The Reaction of Protected Cyanohydrins with Epoxides as an Alternative for the Enantio- and Diastereoselective Preparation of Aldols: Studies with Lactonitrile

Richardson Ballroom

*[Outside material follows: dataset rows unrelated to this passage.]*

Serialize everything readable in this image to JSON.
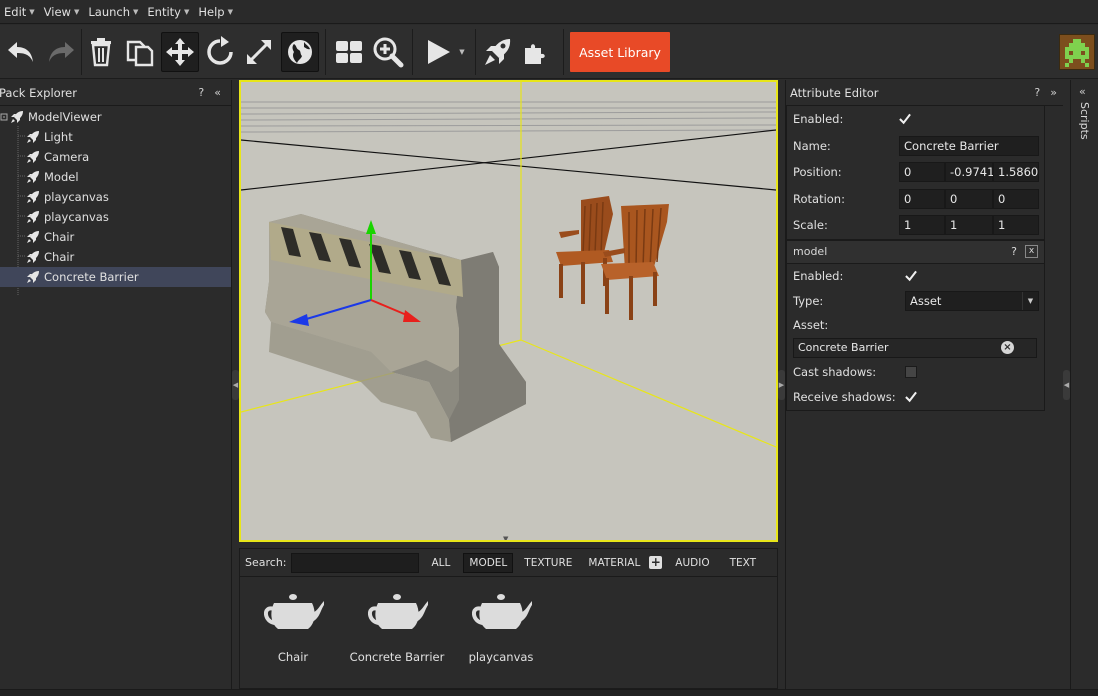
{
  "menu": {
    "items": [
      {
        "label": "Edit"
      },
      {
        "label": "View"
      },
      {
        "label": "Launch"
      },
      {
        "label": "Entity"
      },
      {
        "label": "Help"
      }
    ]
  },
  "toolbar": {
    "asset_library_label": "Asset Library"
  },
  "pack_explorer": {
    "title": "Pack Explorer",
    "help": "?",
    "collapse": "«",
    "root": "ModelViewer",
    "items": [
      {
        "label": "Light"
      },
      {
        "label": "Camera"
      },
      {
        "label": "Model"
      },
      {
        "label": "playcanvas"
      },
      {
        "label": "playcanvas"
      },
      {
        "label": "Chair"
      },
      {
        "label": "Chair"
      },
      {
        "label": "Concrete Barrier",
        "selected": true
      }
    ]
  },
  "attribute_editor": {
    "title": "Attribute Editor",
    "help": "?",
    "collapse": "»",
    "entity": {
      "enabled_label": "Enabled:",
      "enabled": true,
      "name_label": "Name:",
      "name_value": "Concrete Barrier",
      "position_label": "Position:",
      "position": [
        "0",
        "-0.9741",
        "1.5860"
      ],
      "rotation_label": "Rotation:",
      "rotation": [
        "0",
        "0",
        "0"
      ],
      "scale_label": "Scale:",
      "scale": [
        "1",
        "1",
        "1"
      ]
    },
    "model_component": {
      "title": "model",
      "help": "?",
      "close": "x",
      "enabled_label": "Enabled:",
      "enabled": true,
      "type_label": "Type:",
      "type_value": "Asset",
      "asset_label": "Asset:",
      "asset_value": "Concrete Barrier",
      "cast_shadows_label": "Cast shadows:",
      "cast_shadows": false,
      "receive_shadows_label": "Receive shadows:",
      "receive_shadows": true
    }
  },
  "scripts_panel": {
    "label": "Scripts",
    "collapse": "«"
  },
  "assets": {
    "search_label": "Search:",
    "search_value": "",
    "filters": [
      {
        "label": "ALL"
      },
      {
        "label": "MODEL",
        "active": true
      },
      {
        "label": "TEXTURE"
      },
      {
        "label": "MATERIAL"
      },
      {
        "label": "AUDIO"
      },
      {
        "label": "TEXT"
      }
    ],
    "items": [
      {
        "label": "Chair"
      },
      {
        "label": "Concrete Barrier"
      },
      {
        "label": "playcanvas"
      }
    ]
  },
  "colors": {
    "accent": "#e84a27",
    "viewport_border": "#e8e619",
    "selection": "#40465a"
  }
}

The aldol addition is one of the most important carbon-carbon bond forming reactions in chemical synthesis. The traditional form of this reaction, between an aldehyde or ketone and a second enolized aldehyde or ketone, results in the formation of a b -hydroxycarbonyl (often referred to as an “aldol product”). The reaction can result in the formation of up to two new chiral centers, and the absolute and relative stereochemistry of the product can be challenging to control. Modern variations have allowed for significant enantio- and diastereoselectivity in the reaction. These useful methods are not without drawbacks, including poor atom economy, use of expensive auxiliaries, and the additional synthetic steps required to introduce and remove these auxiliaries. An alternative potential route for the enantio- and diastereoselective preparation of aldol products is the reaction of O-silylated cyanohydrin anions with epoxides. This method would take advantage of the wealth of excellent asymmetric epoxidation procedures available, providing an efficient method for the stereoselective formation of aldols. Experiments were performed to determine conditions that would allow for the successful reaction of cyanohydrins lacking an electron-stabilizing group adjacent to the developing carbanion. The tert-butyldimethylsilyl (TBS) ether of lactonitrile was prepared and reacted with a variety of bases in various solvents to attempt to form the cyanohydrin anion. Several forms of decomposition of the anion were observed, including evidence of Thorpe condensation and retro-Brook rearrangement. Deprotonation was also complicated by trace amounts of water and other impurities found in the substrate.